Leaving Wanaka, we set out for Manapouri, a quaint village perched on the banks of Lake Manapouri, which in turn is the gateway to the two famous “sounds” of South Island: Milford Sound and Doubtful Sound. A sound is neither a fjord nor a caldera; it is not like backwaters, a bay or a gulf. In geography, a sound is a sea or ocean inlet larger than a bay, deeper than a bight and wider than a fjord; or a narrow sea or ocean channel between two bodies of land. We leave our rental car in Manapouri, the jumping-off point for the delightful Doubtful Sound cruise.

Swatting sandflies, which swarm all over, we board a boat that takes us across the scenic lake, which is surrounded by mountains and clothed in a veil of mist. At the other end of the ride is an underground hydroelectric power station located on the edge of the Fiordland National Park. It is the largest power station in New Zealand and was constructed in the teeth of opposition from environmentalists. At the power station, we board a bus that will take us 21 kilometres across the national park through Wilmot Pass from where we board another boat for the Doubtful Sound cruise. New Zealanders claim that this gravel road through the national park is the most expensive road ever built. Although it is a major tourist attraction, there is just a single company that runs the combined boat-bus-boat trip to Doubtful Sound. Not only are the ticket prices extortionate, they get booked several months in advance.

The bus journey takes us through a serene forest lined with manuka shrubs. The honey from manuka blossoms is said to have medicinal properties. We stay the night in Deep Cove Hostel, which is located deep inside the national park. The Deep Cove Outdoor Education Trust is a non-profit organisation established in 1971. It has a 50-bed hostel that was established to give school-age children an opportunity to experience life in a remote part of the national park. Visitors can stay here when there is no school camp. We are the only residents in this establishment today. The surrounding forests, we find, are lined with traps for stoats, an introduced species that wreaks havoc on native birds and animals.

The highlight of our trip to South Island, of course, is the cruise through Doubtful Sound: sheer, weathered cliffs dominate the horizon and the perpetual mist adds a touch of mystique as our boat sails silently through these waters.
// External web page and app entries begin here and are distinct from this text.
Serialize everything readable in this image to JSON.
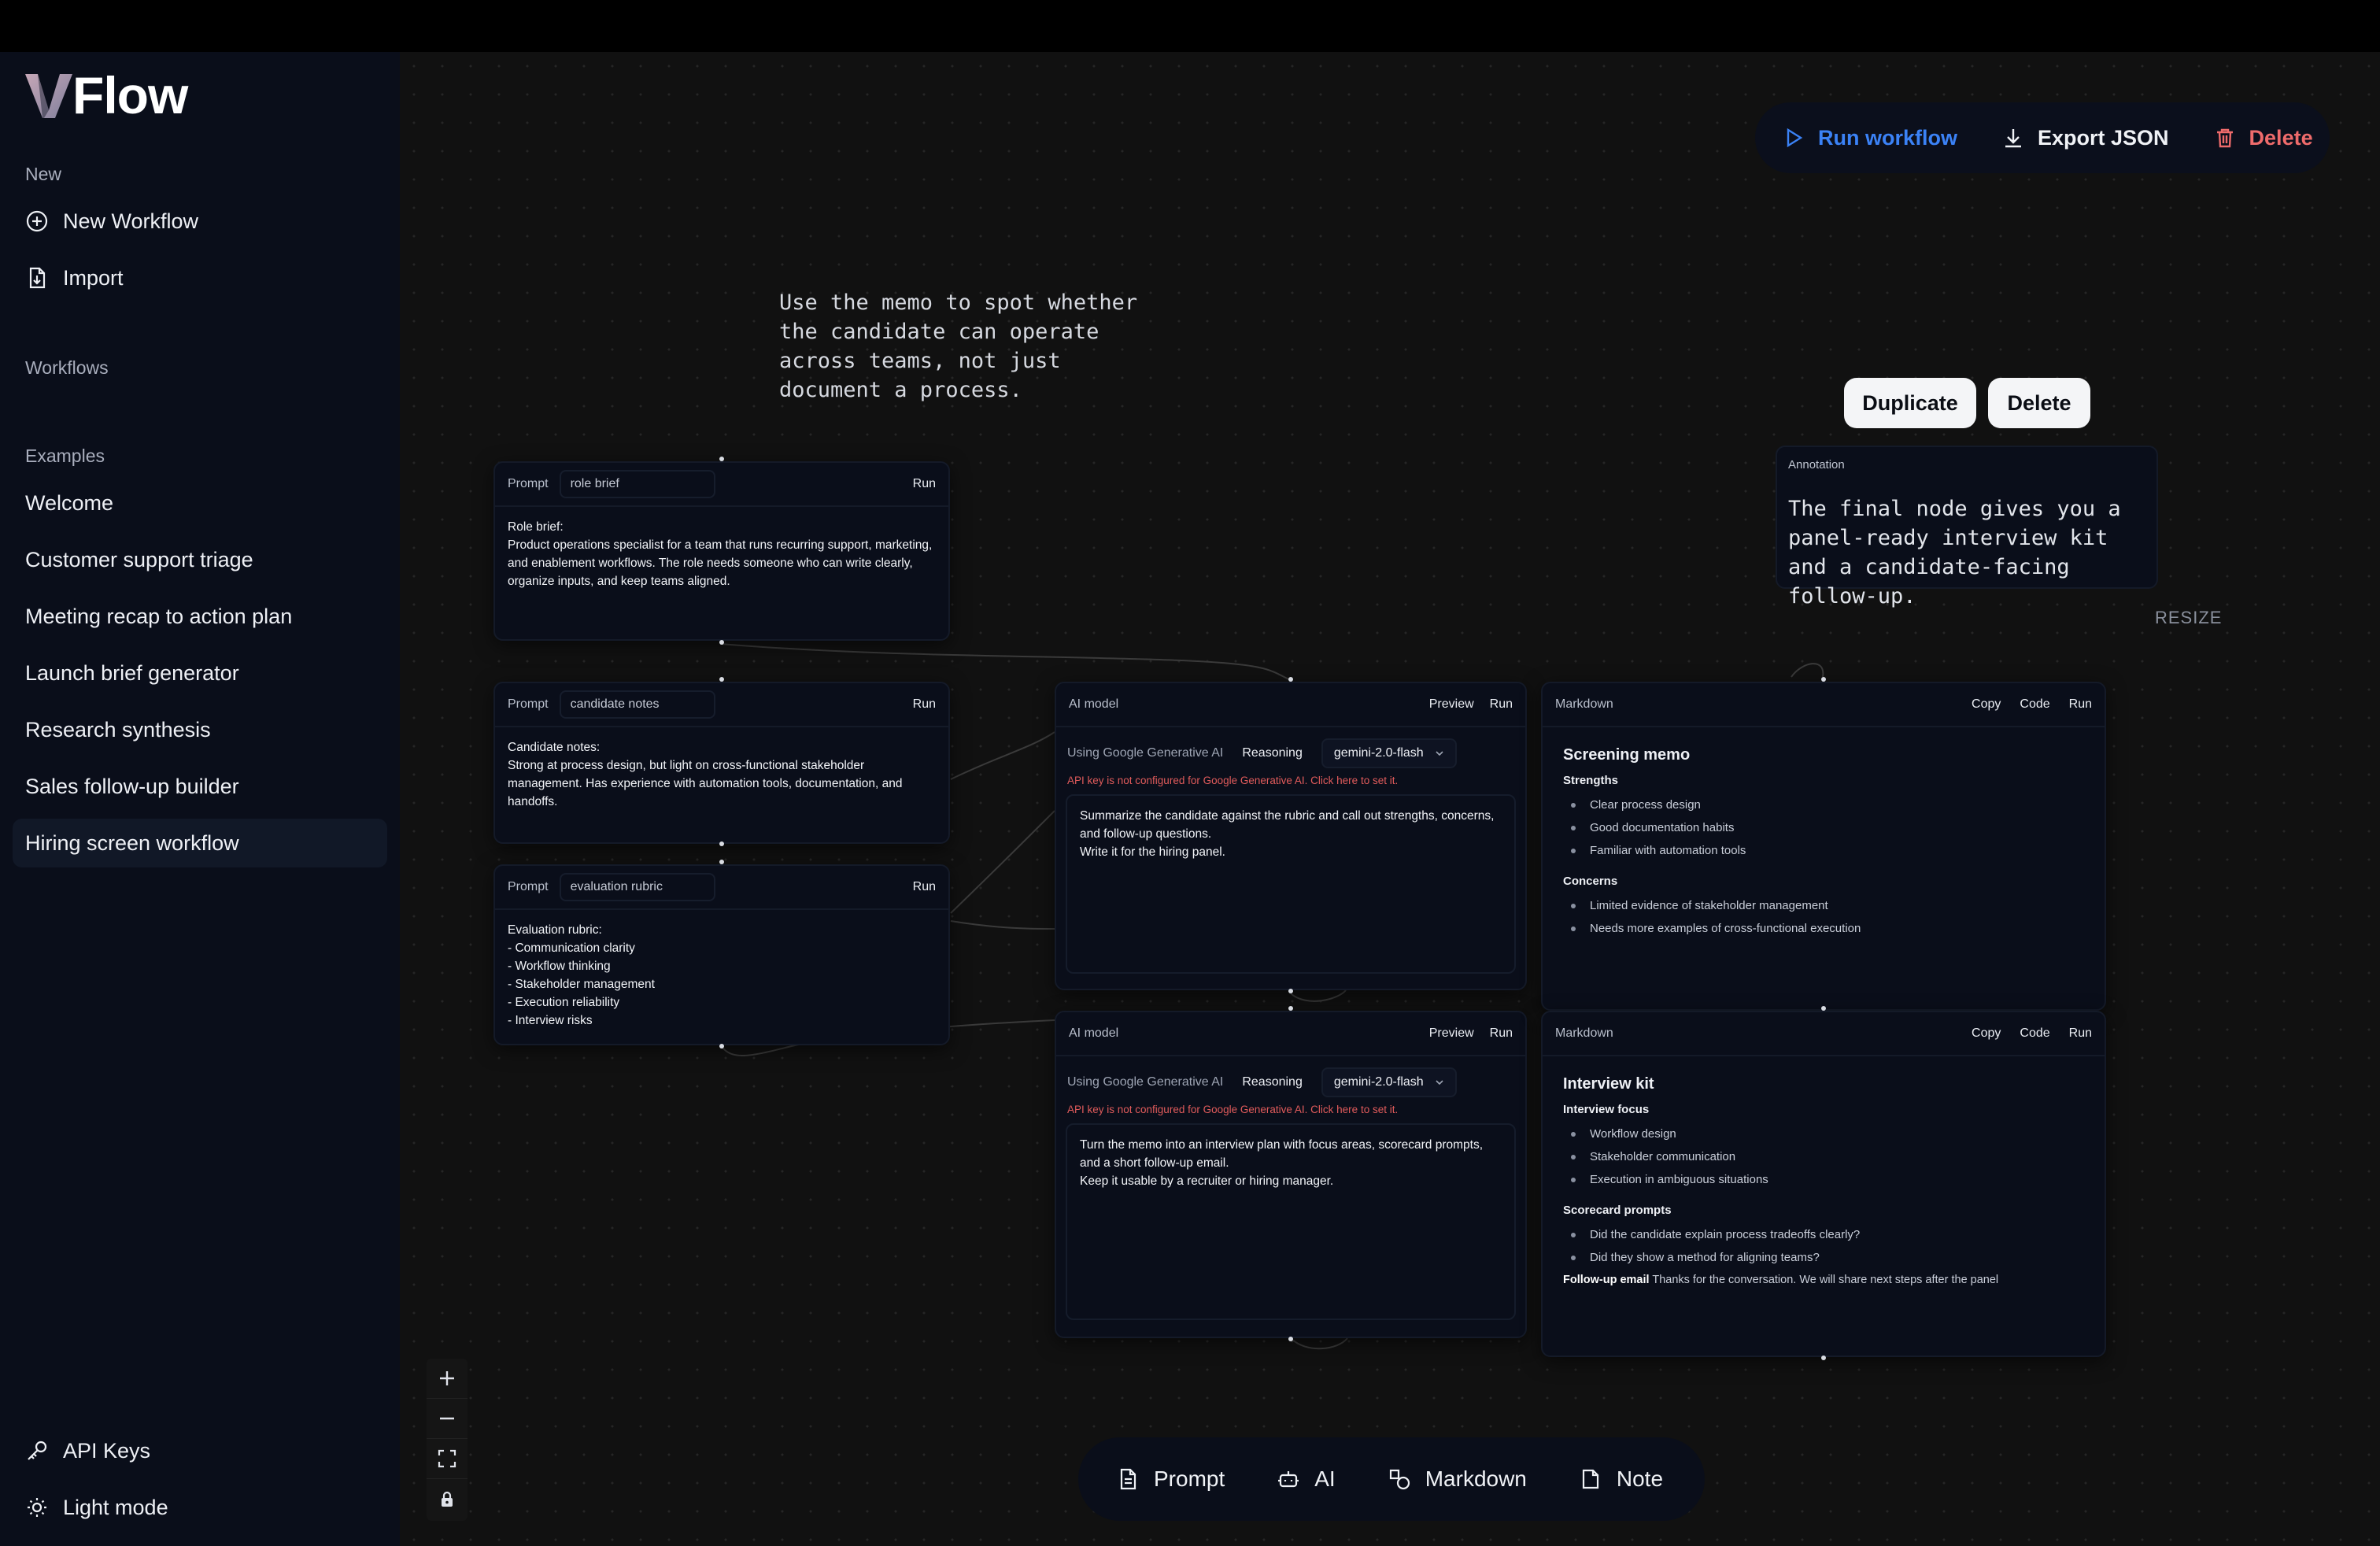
{
  "app": {
    "brand": "Flow"
  },
  "sidebar": {
    "new_heading": "New",
    "new_workflow": "New Workflow",
    "import": "Import",
    "workflows_heading": "Workflows",
    "examples_heading": "Examples",
    "examples": [
      "Welcome",
      "Customer support triage",
      "Meeting recap to action plan",
      "Launch brief generator",
      "Research synthesis",
      "Sales follow-up builder",
      "Hiring screen workflow"
    ],
    "active_example": "Hiring screen workflow",
    "api_keys": "API Keys",
    "light_mode": "Light mode"
  },
  "toolbar": {
    "run": "Run workflow",
    "export": "Export JSON",
    "delete": "Delete"
  },
  "sticky_note": "Use the memo to spot whether the candidate can operate across teams, not just document a process.",
  "selection_actions": {
    "duplicate": "Duplicate",
    "delete": "Delete"
  },
  "annotation": {
    "label": "Annotation",
    "text": "The final node gives you a panel-ready interview kit and a candidate-facing follow-up.",
    "resize": "RESIZE"
  },
  "prompt_nodes": [
    {
      "type": "Prompt",
      "name": "role brief",
      "run": "Run",
      "body": "Role brief:\nProduct operations specialist for a team that runs recurring support, marketing, and enablement workflows. The role needs someone who can write clearly, organize inputs, and keep teams aligned."
    },
    {
      "type": "Prompt",
      "name": "candidate notes",
      "run": "Run",
      "body": "Candidate notes:\nStrong at process design, but light on cross-functional stakeholder management. Has experience with automation tools, documentation, and handoffs."
    },
    {
      "type": "Prompt",
      "name": "evaluation rubric",
      "run": "Run",
      "body": "Evaluation rubric:\n- Communication clarity\n- Workflow thinking\n- Stakeholder management\n- Execution reliability\n- Interview risks"
    }
  ],
  "ai_nodes": [
    {
      "type": "AI model",
      "preview": "Preview",
      "run": "Run",
      "using": "Using Google Generative AI",
      "reasoning": "Reasoning",
      "model": "gemini-2.0-flash",
      "warning": "API key is not configured for Google Generative AI. Click here to set it.",
      "prompt": "Summarize the candidate against the rubric and call out strengths, concerns, and follow-up questions.\nWrite it for the hiring panel."
    },
    {
      "type": "AI model",
      "preview": "Preview",
      "run": "Run",
      "using": "Using Google Generative AI",
      "reasoning": "Reasoning",
      "model": "gemini-2.0-flash",
      "warning": "API key is not configured for Google Generative AI. Click here to set it.",
      "prompt": "Turn the memo into an interview plan with focus areas, scorecard prompts, and a short follow-up email.\nKeep it usable by a recruiter or hiring manager."
    }
  ],
  "markdown_nodes": [
    {
      "type": "Markdown",
      "copy": "Copy",
      "code": "Code",
      "run": "Run",
      "title": "Screening memo",
      "sections": [
        {
          "heading": "Strengths",
          "items": [
            "Clear process design",
            "Good documentation habits",
            "Familiar with automation tools"
          ]
        },
        {
          "heading": "Concerns",
          "items": [
            "Limited evidence of stakeholder management",
            "Needs more examples of cross-functional execution"
          ]
        }
      ]
    },
    {
      "type": "Markdown",
      "copy": "Copy",
      "code": "Code",
      "run": "Run",
      "title": "Interview kit",
      "sections": [
        {
          "heading": "Interview focus",
          "items": [
            "Workflow design",
            "Stakeholder communication",
            "Execution in ambiguous situations"
          ]
        },
        {
          "heading": "Scorecard prompts",
          "items": [
            "Did the candidate explain process tradeoffs clearly?",
            "Did they show a method for aligning teams?"
          ]
        }
      ],
      "footer_label": "Follow-up email",
      "footer_text": "Thanks for the conversation. We will share next steps after the panel"
    }
  ],
  "bottom_bar": {
    "prompt": "Prompt",
    "ai": "AI",
    "markdown": "Markdown",
    "note": "Note"
  },
  "colors": {
    "accent": "#3b82f6",
    "danger": "#ef6b6b",
    "warning": "#e05b5b",
    "canvas": "#111111",
    "panel": "#0a0e1a"
  }
}
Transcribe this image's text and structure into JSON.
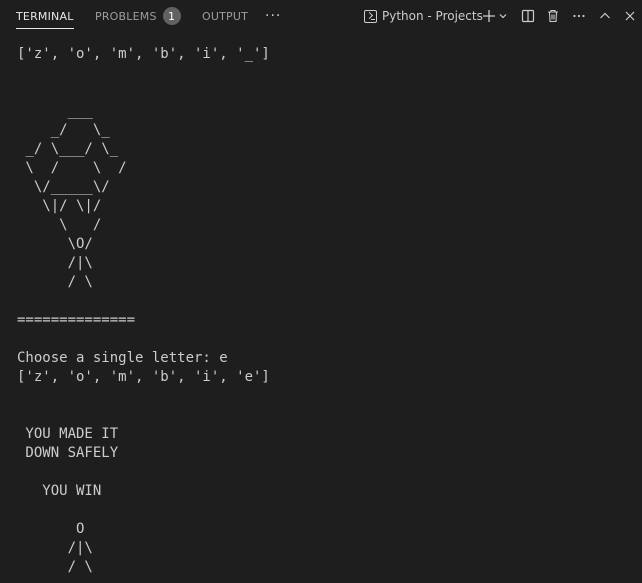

Post-rain cascades dot the hillsides. The sound is home to bottlenose dolphins and fur seals. At the sound’s mouth to the Tasman Sea lies Nee Islets, home to a massive seal colony. Doubtful Sound is undoubtedly the most exquisitely rugged and remote area of untamed wilderness in this part of the world. It is also a delightful oxymoron in that the “sound” is a place of deafening silence!

There are more than 40 sounds in South Island. The story why this one is called the Doubtful Sound goes as follows: when Captain Cook sailed to this part of the island through the Tasman Sea, he dared not enter the sound since he feared there would not be enough wind to blow his ship back to the open sea.

We also visit Milford Sound, where we glide over calm waters between weather-scuffed rocks even as Mitre Peak beckons us from a distance. But compared with Doubtful Sound, this one is crowded with busloads of camera-wielding tourists rending the tranquillity with their clicks and chatter.

Bustling Queenstown is a pit stop on our way back. Lush rainforests, glimmering lakes, breath-taking views and some of the finest wine the country produces have made Queenstown a favourite destination. After a day in Queenstown, we drive back through the wetlands of Haast, home to seal and penguin colonies.

And the route back to Christchurch throws up mesmerising views of Aoraki. It was a climb up this peak that whetted Edmund Hillary’s desire to take up mountaineering as a career. The Sir Edmund Hillary Alpine Centre there showcases a three-dimensional digital dome planetarium.

(Published in Frontline dated June 9, 2017)

Leave a Reply

Your email address will not be published. Required fields are marked *